Sludge Blanket Anaerobic membrane bioreactor (SB-AnMBR) Treatment of Prehydrolysis Liquor from the Dissolving Pulp Industry
Performance of innovative sludge-blanket anaerobic membrane bioreactors (SB-AnMBRs) was evaluated at mesophilic (35oC for 400 days) followed by thermophilic (55oC for 330 days) temperatures for the treatment of the pre-hydrolysis liquor (PHL) waste stream from a dissolving pulp production plant. PHL with an average total chemical oxygen demand (COD) of 100 g/L was generated from the steam hydrolysis of wood and mainly consisted of sugars (hemicelluloses), acetic acid, furfural and lignin. The bioreactors were fed with PHL at organic loading rates (OLR) ranging from 0.8 to 7.5 kg-COD/m3-d to study the performance with respect to the COD removal, methane (bio-energy) production, effluent characteristics, and membrane fouling. Average COD removal of 91% and specific methane yield of 0.36 m3/kg-CODremoved/day were achieved during the pseudo-steady period of the continuous mesophilic operation at each loading rate. The effluent lignin concentration showed an increasing trend (0.2 g/l to 2.7 g/l) with an increase in the OLR. At thermophilic condition, the AnMBR exhibited accumulation of volatile fatty acid (VFAs), the presence of slow-degrading lignin in the effluent and lower COD removals (less than 60%) possibly due to the one-step increase in the temperature (from 35 to 55oC) exerting temperature stress on biomass during the first sixty days of the operation.
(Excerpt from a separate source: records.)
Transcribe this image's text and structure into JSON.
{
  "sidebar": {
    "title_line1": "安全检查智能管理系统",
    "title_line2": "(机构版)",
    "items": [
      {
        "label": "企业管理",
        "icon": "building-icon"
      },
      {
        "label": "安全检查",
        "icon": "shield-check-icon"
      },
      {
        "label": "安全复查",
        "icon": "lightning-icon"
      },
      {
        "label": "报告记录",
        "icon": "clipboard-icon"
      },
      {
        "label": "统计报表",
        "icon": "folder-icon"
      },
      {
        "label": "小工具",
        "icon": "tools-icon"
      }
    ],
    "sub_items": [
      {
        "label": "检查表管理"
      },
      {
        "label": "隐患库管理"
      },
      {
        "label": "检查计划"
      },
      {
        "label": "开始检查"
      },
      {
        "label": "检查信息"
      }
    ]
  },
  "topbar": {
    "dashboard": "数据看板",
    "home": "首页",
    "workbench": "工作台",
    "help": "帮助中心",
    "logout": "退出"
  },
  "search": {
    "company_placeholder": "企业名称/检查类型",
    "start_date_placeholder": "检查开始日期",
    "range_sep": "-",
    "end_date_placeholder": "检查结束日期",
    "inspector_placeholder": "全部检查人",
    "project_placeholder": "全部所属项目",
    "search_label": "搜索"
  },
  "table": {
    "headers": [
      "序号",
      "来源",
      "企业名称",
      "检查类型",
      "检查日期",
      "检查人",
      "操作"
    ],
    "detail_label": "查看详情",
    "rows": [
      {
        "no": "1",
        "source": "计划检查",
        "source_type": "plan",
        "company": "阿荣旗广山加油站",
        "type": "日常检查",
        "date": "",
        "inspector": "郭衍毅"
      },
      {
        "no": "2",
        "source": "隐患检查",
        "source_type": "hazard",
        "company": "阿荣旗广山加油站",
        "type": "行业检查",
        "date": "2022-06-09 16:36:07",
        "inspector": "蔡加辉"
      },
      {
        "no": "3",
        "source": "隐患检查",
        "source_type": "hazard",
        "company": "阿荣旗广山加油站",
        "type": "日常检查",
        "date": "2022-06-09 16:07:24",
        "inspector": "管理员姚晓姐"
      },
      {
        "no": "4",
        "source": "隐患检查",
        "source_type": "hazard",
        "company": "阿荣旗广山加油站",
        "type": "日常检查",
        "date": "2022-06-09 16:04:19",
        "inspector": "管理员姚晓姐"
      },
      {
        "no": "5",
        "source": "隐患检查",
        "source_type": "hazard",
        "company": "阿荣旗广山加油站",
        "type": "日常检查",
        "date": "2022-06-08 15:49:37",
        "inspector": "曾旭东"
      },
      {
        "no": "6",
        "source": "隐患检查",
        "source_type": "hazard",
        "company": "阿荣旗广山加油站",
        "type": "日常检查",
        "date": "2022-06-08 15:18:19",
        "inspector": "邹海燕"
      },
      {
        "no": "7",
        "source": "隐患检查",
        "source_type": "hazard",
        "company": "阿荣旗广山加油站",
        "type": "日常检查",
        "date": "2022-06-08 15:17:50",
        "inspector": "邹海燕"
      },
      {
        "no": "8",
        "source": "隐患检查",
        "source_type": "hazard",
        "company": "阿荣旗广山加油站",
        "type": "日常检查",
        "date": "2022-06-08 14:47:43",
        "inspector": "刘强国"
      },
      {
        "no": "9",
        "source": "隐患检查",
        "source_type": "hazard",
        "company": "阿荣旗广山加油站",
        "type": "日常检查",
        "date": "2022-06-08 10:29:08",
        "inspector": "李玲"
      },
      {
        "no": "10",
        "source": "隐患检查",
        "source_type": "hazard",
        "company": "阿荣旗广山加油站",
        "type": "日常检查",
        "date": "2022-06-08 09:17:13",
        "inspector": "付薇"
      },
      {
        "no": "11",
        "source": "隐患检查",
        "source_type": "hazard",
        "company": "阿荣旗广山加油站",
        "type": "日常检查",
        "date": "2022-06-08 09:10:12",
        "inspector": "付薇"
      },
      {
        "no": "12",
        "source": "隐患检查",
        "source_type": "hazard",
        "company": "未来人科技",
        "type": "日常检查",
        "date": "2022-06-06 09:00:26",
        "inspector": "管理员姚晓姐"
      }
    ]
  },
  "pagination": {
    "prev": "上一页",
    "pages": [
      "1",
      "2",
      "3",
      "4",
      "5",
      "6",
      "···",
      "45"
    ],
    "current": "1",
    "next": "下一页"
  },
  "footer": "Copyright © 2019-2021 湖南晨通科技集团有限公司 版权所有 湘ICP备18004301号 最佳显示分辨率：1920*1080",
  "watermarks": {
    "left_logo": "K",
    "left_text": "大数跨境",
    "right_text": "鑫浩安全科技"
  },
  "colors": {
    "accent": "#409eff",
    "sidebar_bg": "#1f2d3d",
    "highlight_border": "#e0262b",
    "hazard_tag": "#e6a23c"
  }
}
Subsequently, it was observed that the methane yield slowly increased to 0.38 m3/kg-CODremoved/day. This phenomenon can be ascribed to the shift in the population increase of thermophilic anaerobic bacteria. There was no sugar and furfural found in the effluent of the SB-AnMBR at both temperatures during the stable period. This suggested good potential of using the AnMBRs for the treatment of PHL as well as production of bio-energy. Flat-sheet membranes were used in the SB-AnMBRs. Membranes did not show significant fouling based on monitoring of temporal variations in the trans-membrane pressure at a sustained flux of 0.1 m3/m2/d during the aprox. 700 days of the continuous operation.